More By This Author

Current Issue

Current Issue

Posted: December 07, 2012

Top 10 mistakes managers make

...that they don't realize they're making

Gary Harvey

In a perfect world, managers are also leaders. Knowing how to inspire, motivate, coach and hold people accountable for their behaviors is the foundation for improving. It’s not surprising, then, that managers can commit many of the following common errors without recognizing why they fail to manage effectively:

1. Neglecting to develop the people being managed – The top job of the manager is to develop the people on the team. Thinking that you know everything the team needs to know about their roles, limits them to only your experience. Without continual training in a rapidly changing marketplace, you can find yourself unprepared to meet unexpected challenges.

2. Refusing to accept personal responsibility for the behaviors and production of the team – This results in too much time spent blaming – the people, the market, the economy, the product, or the company – and will never increase team effectiveness. Furthermore, accepting excuses from people also does them a disservice.

3. Focusing on the results rather than the behavior, attitudes and beliefs – Results are clear to everyone. They may even be posted on the wall or on the company Intranet. But focusing on them is dangerous. Instead, knowing what behaviors, attitudes and beliefs enable people to be productive is the first step to successful management. The second step is to know how to change the behaviors, attitudes and beliefs that get in the way.

4. Failing to use all the data you can get; never “objectively” evaluating your people – It just doesn't make sense to stay in the dark when highly accurate, dependable objective assessment tools will tell you precisely how and why your people are or are not productive. Use these tools to gather information to educate you on how to better train the individuals you manage and understand objectively what their strengths and weaknesses are.

5. Being a buddy, not a coach/manager – The team you manage most likely wants to get better. People need a mentor, not a friend, to spur them to leave their comfort zone and find new success. A buddy may allow excuse making, a coach won’t .

6. Managing all your people the same way – Managing everyone the same way will result in frustration, lack of clarity and missed opportunities to have effective team members. Your people are unique and require different direction, training and support. Meet their needs individually, and you’ll begin to unlock their potential.

7. Focusing on the problems rather than the objective – Paying attention to the objective will allow you to know and understand your target. That’s good. However, when managers focus on just the problem, not the accomplishment of the objective, it limits managers solving the real problems and accomplishing objectives that have to be dealt with when managing people.

8. Forgeting the importance of leadership – a team performing well is not the only indicator of success in a company. Leading and managing your people are two different skills. Both are important. But only “managing” your people, and not leading them, can result in a lack of confidence in the team about their manager and consequently a poorly performing team. Learn how to not just manage, but also lead. Learning how to make decisions, and make them now, is a sign of a leader.

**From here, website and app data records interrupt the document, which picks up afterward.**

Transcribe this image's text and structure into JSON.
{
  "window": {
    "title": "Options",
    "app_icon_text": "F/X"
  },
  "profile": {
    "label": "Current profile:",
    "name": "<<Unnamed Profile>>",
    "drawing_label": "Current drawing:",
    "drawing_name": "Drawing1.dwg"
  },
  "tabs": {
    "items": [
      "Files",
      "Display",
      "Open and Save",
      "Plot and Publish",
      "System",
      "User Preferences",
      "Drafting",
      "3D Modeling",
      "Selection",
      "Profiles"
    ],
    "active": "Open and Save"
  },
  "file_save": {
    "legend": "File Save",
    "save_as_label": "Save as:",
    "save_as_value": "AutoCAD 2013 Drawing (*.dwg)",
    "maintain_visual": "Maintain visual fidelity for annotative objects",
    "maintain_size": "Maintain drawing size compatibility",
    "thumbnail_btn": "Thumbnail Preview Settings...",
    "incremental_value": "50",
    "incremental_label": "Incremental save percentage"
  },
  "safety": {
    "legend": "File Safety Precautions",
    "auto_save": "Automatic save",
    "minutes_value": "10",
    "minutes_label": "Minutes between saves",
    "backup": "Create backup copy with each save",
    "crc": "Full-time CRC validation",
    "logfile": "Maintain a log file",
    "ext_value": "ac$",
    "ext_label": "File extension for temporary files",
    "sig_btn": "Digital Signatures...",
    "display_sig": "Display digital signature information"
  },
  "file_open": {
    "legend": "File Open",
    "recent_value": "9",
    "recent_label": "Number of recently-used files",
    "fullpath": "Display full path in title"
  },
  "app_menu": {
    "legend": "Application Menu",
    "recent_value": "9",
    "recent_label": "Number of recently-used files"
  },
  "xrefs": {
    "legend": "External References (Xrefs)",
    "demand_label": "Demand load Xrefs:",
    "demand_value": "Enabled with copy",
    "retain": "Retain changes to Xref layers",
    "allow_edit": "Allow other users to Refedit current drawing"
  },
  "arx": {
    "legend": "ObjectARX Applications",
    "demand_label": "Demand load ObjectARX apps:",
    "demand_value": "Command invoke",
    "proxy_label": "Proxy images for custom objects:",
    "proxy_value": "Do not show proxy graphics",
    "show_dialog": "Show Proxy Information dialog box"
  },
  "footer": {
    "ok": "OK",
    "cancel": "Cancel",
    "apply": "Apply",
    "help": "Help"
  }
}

9. Not setting standards, and never ranking your people by anything other than just performance – People can actually believe their lack of competent performance is acceptable when they see no consequences for the failure to perform. All people need clear expectations, and the awareness that there are a variety of ways to succeed as well as the knowledge of where they stand.

10. Recognizing only the top producers and only once a year at bonus time – Failure to see the team as the reason for success leads to isolation and a lack of camaraderie. On the other hand, recognition of everyone's efforts strengthens the team and leads to greater initiative. People are “stroke-deprived.”  Give recognition/strokes throughout the year, not only at the end of the year when they expect it.

Gary Harvey is the founder and president of Achievement Dynamics, LLC, a high performance sales training, coaching and development company for sales professionals, managers and business owners. His firm is consistently rated by the Sandler Training as one of the top 10 training centers in the world. He can be reached at 303-741-5200, or gary@achievemoresales.com.

 

 

Enjoy this article? Sign up to get ColoradoBiz Exclusives. The opinions expressed in this article are solely that of the author and do not represent ColoradoBiz magazine. Comments on articles will be removed if they include personal attacks.

Readers Respond

'Scuse me. Among the key results for which any manager should be held to account are the behaviors, attitudes and beliefs of the people whose work contributes. Well-run organizations have not only a mission, but a vision and values. And they hold their managers and employees to account for those as well. If not managers, then who? You may mean the proverbial bottom line when you say 'results'. if so, please say that. Let's try not to imply or infer than management and leadership are in opposition to one another. By Just Me on 2012 12 07
Commenting is not available in this channel entry.

ColoradoBiz TV

Loading the player ...

Featured Video